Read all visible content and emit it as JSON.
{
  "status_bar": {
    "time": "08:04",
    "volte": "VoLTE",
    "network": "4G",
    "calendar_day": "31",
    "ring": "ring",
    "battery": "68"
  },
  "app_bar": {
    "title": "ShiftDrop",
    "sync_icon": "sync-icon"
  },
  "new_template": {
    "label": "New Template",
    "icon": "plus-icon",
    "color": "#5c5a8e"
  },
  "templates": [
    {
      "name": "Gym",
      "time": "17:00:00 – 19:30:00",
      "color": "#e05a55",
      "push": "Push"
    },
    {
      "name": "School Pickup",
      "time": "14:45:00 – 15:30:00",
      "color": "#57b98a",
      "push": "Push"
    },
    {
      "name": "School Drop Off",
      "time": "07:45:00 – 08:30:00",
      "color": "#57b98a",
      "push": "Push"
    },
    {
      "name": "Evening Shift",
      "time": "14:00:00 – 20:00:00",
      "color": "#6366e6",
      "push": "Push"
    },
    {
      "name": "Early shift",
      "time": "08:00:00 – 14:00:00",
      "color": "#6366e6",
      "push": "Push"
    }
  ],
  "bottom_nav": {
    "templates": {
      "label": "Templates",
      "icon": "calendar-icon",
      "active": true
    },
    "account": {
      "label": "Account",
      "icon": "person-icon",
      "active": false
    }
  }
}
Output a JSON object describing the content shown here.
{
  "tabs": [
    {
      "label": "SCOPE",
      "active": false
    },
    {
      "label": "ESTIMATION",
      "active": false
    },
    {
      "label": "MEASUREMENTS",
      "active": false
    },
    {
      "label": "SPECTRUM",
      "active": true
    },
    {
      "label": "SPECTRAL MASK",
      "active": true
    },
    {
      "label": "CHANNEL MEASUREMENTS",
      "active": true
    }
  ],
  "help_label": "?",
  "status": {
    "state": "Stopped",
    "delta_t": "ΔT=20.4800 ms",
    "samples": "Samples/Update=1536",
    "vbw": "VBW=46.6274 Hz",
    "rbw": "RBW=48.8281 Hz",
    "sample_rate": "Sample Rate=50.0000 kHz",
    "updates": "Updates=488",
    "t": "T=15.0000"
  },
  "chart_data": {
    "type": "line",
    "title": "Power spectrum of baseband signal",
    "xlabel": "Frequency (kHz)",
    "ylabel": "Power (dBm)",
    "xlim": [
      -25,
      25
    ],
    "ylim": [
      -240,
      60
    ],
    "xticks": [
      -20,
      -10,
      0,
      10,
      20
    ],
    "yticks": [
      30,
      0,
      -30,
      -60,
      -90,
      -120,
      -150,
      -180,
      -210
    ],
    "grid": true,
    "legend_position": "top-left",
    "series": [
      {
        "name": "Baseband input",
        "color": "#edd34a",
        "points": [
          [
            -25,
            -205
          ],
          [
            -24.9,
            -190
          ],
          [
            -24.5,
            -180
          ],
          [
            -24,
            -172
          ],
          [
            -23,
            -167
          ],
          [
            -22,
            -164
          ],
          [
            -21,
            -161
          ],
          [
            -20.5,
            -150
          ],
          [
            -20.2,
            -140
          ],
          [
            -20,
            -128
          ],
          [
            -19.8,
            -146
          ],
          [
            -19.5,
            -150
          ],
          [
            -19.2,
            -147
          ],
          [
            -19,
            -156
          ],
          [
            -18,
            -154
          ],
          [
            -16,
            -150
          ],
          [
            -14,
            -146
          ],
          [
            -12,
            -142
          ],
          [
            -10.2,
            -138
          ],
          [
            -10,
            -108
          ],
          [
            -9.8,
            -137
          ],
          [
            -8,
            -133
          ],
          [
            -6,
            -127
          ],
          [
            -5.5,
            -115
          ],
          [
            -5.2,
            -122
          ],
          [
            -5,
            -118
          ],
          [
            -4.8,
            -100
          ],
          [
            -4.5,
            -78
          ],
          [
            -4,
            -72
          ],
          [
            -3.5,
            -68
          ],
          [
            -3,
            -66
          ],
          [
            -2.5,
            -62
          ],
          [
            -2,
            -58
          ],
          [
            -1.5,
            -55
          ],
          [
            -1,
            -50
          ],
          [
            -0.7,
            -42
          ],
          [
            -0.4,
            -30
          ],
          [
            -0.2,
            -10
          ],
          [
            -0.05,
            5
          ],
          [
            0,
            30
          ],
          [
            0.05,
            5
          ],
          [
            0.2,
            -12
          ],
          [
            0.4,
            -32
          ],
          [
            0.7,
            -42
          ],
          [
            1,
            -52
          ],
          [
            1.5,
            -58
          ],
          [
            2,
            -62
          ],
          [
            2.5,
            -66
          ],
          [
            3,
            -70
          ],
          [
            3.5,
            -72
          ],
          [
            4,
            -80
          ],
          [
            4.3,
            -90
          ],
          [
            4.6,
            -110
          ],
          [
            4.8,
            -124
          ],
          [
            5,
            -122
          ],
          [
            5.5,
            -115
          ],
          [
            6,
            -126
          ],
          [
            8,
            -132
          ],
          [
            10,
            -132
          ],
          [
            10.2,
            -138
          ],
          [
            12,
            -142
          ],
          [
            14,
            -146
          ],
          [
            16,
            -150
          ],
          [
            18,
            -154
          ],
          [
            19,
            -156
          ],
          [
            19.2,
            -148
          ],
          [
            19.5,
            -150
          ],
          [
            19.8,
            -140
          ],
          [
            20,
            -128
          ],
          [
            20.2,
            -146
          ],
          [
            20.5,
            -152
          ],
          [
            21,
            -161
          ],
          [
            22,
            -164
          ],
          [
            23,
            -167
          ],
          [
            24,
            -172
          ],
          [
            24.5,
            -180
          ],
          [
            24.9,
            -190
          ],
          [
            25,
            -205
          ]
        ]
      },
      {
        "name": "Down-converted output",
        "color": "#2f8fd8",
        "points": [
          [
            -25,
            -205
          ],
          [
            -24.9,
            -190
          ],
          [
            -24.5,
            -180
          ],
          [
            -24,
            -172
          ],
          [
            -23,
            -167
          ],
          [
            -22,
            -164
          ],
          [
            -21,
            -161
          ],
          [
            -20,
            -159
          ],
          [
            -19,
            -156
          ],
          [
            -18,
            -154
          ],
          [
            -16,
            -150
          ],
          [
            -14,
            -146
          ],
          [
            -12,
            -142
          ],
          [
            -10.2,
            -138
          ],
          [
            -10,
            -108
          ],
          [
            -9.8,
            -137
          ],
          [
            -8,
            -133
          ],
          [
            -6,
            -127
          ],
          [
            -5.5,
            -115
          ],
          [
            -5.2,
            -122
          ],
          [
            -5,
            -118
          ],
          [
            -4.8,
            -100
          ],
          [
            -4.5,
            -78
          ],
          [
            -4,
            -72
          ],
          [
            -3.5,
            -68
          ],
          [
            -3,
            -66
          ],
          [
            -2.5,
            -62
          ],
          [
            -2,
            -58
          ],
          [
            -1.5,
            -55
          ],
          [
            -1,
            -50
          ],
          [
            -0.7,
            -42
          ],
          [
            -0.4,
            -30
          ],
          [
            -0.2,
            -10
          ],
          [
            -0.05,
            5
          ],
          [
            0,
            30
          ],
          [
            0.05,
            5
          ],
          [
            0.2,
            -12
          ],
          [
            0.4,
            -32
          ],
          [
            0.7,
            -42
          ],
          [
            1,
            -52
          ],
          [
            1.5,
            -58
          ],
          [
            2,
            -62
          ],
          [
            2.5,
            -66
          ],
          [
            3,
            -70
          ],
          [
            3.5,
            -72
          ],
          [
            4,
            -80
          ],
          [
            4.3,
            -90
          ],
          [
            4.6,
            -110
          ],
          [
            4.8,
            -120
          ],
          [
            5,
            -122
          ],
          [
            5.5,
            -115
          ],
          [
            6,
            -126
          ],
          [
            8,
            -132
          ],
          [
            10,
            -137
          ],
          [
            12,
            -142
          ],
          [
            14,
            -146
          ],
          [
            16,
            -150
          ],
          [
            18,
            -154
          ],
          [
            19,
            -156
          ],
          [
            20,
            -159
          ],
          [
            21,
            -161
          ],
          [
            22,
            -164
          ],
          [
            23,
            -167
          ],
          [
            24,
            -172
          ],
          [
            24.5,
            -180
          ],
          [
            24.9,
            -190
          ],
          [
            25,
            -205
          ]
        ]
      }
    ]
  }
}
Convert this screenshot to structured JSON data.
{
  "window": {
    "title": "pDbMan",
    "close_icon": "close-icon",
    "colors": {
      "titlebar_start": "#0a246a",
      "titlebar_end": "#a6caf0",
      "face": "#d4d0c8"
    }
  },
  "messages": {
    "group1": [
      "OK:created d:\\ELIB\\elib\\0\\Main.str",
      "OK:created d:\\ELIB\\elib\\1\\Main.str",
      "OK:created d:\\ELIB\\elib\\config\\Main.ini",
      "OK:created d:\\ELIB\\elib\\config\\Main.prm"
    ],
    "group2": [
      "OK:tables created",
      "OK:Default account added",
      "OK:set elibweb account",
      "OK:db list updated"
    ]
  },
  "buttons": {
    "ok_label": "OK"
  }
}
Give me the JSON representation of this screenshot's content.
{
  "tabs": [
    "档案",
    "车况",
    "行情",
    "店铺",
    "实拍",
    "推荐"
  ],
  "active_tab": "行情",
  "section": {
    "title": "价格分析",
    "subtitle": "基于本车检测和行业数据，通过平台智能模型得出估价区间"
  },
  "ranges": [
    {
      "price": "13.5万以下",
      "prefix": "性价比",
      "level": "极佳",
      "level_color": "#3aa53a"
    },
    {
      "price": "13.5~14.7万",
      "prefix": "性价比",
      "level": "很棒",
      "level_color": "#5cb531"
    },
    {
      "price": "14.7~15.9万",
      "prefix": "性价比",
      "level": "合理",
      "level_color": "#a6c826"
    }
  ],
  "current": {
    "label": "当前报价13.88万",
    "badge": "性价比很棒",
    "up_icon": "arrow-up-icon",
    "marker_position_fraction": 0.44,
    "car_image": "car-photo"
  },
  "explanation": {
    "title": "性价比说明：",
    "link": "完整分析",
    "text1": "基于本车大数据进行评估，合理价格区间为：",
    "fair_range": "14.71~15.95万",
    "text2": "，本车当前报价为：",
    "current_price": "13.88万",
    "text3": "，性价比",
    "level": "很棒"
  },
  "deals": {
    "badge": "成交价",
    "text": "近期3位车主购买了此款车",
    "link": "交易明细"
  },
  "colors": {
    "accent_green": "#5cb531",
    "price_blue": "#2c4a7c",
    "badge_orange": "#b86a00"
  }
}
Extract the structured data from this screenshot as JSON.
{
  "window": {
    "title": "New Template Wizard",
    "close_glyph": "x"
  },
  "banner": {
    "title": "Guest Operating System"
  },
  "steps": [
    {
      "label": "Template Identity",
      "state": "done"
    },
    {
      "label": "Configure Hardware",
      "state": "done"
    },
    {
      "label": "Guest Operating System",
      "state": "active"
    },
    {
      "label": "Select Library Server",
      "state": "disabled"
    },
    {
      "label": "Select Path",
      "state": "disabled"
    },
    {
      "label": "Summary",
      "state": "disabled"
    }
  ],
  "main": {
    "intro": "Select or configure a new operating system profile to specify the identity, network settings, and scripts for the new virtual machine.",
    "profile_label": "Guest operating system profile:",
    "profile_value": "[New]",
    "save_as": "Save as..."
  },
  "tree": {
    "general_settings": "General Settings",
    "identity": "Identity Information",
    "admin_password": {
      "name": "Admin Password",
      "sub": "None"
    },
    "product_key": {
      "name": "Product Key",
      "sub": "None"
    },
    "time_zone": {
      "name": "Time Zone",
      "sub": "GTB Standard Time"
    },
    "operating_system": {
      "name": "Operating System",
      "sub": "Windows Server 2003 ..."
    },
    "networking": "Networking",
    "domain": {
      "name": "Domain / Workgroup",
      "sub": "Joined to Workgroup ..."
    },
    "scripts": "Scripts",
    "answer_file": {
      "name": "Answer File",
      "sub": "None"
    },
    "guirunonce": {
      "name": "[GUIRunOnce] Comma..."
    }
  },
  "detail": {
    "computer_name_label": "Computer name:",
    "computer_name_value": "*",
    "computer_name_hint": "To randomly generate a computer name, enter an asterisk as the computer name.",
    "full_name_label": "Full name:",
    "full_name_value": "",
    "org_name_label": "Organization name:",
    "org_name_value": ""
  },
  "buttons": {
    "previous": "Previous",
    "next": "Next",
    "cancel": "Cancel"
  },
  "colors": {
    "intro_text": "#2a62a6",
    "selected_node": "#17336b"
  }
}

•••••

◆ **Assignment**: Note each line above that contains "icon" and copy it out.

◆ **Response area**:
    "sync_icon": "sync-icon"
    "icon": "plus-icon",
      "icon": "calendar-icon",
      "icon": "person-icon",
    "close_icon": "close-icon",
    "up_icon": "arrow-up-icon",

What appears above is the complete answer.